Covered California, the state-run insurance exchange, enrolled more than 1.2 million people during the rollout of the Affordable Care Act this year. For most consumers, the exchange said, it could verify citizenship or immigration status instantly with a federal data hub.
But more than 148,000 enrollees were lacking proof of eligibility and needed to submit documentation. People living in the U.S. illegally aren’t eligible for health law coverage.””
“Colorado’s 2.0 “Kentucky-style” system that is supposed to simplify the way people get health insurance won’t be ready until days before the Nov. 15 open enrollment starts.
And as Colorado’s health exchange enters its busy season, a third “chief” has announced she’s leaving Connect for Health Colorado. Chief Executive Patty Fontneau departed in August. Chief Financial Officer Cammie Blais left two weeks ago. And Chief Operating Officer Lindy Hinman announced her resignation and plans to leave next month after open enrollment begins.”
“On November 15, open enrollment in the Obamacare exchanges begins again.

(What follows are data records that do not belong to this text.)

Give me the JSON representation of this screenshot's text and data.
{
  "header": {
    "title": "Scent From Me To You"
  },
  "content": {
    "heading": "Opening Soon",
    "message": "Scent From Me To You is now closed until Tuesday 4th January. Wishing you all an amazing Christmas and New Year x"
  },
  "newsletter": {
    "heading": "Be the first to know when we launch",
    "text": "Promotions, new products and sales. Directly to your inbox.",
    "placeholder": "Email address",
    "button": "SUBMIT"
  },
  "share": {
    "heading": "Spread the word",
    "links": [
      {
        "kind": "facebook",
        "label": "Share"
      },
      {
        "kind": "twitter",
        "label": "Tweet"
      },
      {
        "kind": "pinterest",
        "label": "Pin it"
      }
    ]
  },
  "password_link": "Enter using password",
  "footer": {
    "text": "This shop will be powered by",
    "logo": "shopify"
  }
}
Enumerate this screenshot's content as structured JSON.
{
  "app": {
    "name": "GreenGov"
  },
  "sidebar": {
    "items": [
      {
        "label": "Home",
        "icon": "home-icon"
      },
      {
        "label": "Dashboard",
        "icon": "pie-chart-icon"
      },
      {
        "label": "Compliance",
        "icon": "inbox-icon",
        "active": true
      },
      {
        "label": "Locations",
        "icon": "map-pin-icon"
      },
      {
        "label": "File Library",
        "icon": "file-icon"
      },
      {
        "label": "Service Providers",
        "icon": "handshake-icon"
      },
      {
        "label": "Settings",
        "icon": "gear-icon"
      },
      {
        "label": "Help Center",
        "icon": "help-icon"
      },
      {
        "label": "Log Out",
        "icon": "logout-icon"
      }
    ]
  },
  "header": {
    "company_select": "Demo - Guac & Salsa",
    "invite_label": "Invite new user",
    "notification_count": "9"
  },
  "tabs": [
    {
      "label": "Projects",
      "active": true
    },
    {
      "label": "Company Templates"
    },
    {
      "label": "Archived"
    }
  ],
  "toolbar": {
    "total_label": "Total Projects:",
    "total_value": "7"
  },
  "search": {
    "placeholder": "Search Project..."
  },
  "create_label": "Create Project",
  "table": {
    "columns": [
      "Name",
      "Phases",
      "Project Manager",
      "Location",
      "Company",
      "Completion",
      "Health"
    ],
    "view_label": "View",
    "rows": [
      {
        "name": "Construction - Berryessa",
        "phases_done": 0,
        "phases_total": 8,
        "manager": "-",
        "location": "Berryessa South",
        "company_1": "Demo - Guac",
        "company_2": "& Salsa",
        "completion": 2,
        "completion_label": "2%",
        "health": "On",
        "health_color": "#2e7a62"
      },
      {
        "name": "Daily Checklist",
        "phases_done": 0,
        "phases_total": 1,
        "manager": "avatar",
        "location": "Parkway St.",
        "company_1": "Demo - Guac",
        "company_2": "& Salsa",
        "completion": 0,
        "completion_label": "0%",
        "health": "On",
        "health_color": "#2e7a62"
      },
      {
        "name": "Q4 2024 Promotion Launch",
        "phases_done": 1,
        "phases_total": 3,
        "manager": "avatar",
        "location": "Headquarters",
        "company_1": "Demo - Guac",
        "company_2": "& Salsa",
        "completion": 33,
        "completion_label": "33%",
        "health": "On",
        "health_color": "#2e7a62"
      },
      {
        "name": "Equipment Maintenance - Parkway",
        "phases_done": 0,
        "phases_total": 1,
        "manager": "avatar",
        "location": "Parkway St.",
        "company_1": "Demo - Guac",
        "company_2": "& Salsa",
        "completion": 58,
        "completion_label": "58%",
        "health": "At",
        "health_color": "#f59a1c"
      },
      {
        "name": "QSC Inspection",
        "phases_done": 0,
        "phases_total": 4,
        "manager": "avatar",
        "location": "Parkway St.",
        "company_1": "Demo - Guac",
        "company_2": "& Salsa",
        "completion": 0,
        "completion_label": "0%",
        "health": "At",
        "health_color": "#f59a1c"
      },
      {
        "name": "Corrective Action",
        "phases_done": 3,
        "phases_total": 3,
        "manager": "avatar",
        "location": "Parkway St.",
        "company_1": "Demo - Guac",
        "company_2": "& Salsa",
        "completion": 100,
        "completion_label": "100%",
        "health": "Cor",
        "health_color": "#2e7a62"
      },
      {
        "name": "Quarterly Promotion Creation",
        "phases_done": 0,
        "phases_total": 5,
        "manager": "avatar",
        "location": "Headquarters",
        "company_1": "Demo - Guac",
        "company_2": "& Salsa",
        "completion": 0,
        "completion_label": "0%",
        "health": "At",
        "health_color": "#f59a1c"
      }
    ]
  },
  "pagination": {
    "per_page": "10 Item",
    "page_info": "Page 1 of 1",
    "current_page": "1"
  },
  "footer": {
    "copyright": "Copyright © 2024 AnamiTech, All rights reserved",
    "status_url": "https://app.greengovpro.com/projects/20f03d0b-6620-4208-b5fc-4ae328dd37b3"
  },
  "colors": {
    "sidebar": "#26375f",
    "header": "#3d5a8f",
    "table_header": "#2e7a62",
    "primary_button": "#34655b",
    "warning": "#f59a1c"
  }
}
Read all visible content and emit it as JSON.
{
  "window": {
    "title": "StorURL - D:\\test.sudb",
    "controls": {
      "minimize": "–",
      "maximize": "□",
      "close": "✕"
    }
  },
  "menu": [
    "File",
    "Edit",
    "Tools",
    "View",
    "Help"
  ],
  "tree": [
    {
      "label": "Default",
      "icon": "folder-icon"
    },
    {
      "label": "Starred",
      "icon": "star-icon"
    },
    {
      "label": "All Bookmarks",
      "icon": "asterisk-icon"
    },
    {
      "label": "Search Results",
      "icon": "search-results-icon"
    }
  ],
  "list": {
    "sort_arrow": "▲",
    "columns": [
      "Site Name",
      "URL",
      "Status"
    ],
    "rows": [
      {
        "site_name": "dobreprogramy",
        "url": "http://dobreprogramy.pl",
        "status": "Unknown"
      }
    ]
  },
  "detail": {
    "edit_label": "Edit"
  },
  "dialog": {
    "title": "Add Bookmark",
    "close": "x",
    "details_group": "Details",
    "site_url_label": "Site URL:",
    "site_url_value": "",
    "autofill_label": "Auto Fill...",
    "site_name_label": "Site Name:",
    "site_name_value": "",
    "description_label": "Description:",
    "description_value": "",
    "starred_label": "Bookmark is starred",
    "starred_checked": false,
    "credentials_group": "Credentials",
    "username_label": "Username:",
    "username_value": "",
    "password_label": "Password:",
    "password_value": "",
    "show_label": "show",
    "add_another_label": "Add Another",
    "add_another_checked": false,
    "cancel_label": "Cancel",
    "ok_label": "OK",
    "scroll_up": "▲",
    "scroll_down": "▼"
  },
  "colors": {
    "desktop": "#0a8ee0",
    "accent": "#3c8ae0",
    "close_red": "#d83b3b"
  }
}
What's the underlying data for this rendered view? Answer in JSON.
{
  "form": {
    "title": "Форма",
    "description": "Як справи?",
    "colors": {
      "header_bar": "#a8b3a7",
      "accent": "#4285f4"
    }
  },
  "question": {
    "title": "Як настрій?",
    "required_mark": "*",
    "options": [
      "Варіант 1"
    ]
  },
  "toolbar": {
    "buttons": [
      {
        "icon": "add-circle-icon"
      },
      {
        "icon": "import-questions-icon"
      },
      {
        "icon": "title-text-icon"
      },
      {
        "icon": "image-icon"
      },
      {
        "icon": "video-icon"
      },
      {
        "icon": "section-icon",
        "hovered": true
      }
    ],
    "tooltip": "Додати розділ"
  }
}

Before the second act of our national healthcare drama commences, let’s review what we’ve learned in Act I.
For starters, everyone now knows that federal officials are challenged when it comes to setting up a website. But they’ve demonstrated the ability to dole out a huge amount of taxpayers’ money for millions of people signing up for Medicaid, a welfare program. And they’ve proved they can send hundreds of millions of federal taxpayers’ dollars to their bureaucratic counterparts in states, like Maryland and Oregon, that can’t manage their own exchanges. But there are many other lessons to be gleaned from Year One of Obamacare.”
“HealthCare.gov, the website for health insurance under President Barack Obama’s health care law, has been revamped as its second enrollment season approaches. But things are still complicated, since other major provisions of the Affordable Care Act are taking effect for the first time. A look at some of the website and program changes ahead:
Old: 76 online screens to muddle through in insurance application.
New: 16 screens — for the basic application that most new customers will use. But about a third of those new customers are expected to have more complicated cases, and how they’ll fare remains to be seen.
Old: Prone to crashing, even with relatively few users.
New: Built to withstand last season’s peak loads and beyond, at least 125,000 simultaneous users. Actual performance still to be demonstrated.
Old: Six-month open enrollment season, extended to accommodate customers bogged down by website glitches or stuck in line at the last minute.
New: Shorter open enrollment season, just three months, from Nov. 15 to Feb. 15.”
“Deep down, Republicans who know health care know the truth: Obamacare isn’t about to be repealed.
But you won’t hear that in this election — and maybe not in 2016, either.
Republicans may be split on many issues, but they remain fiercely united in their loathing for the Affordable Care Act; they still see it as a terrible law, and they want it to go away. But GOP staffers and health care wonks also know that, even if they win the Senate, they’re not going to accomplish that in the next two years while President Barack Obama is still in office.
And after that? Well, think of the last time a major social program was repealed after three enrollment seasons, with millions of people getting benefits. That’s right — it hasn’t happened.”
“With the second Obamacare open-enrollment beginning on November 15th, the enrollment system’s testing begins with insurance companies this week.
Of course, last year the enrollment system testing was a real mess resulting in a humiliating Obamacare launch for the administration.
Up until now I wasn’t expecting any major problems with HealthCare.gov’s consumer enrollment system given all of the lessons learned and the new people running things.
But apparently, the administration is pretty worried about what could happen.”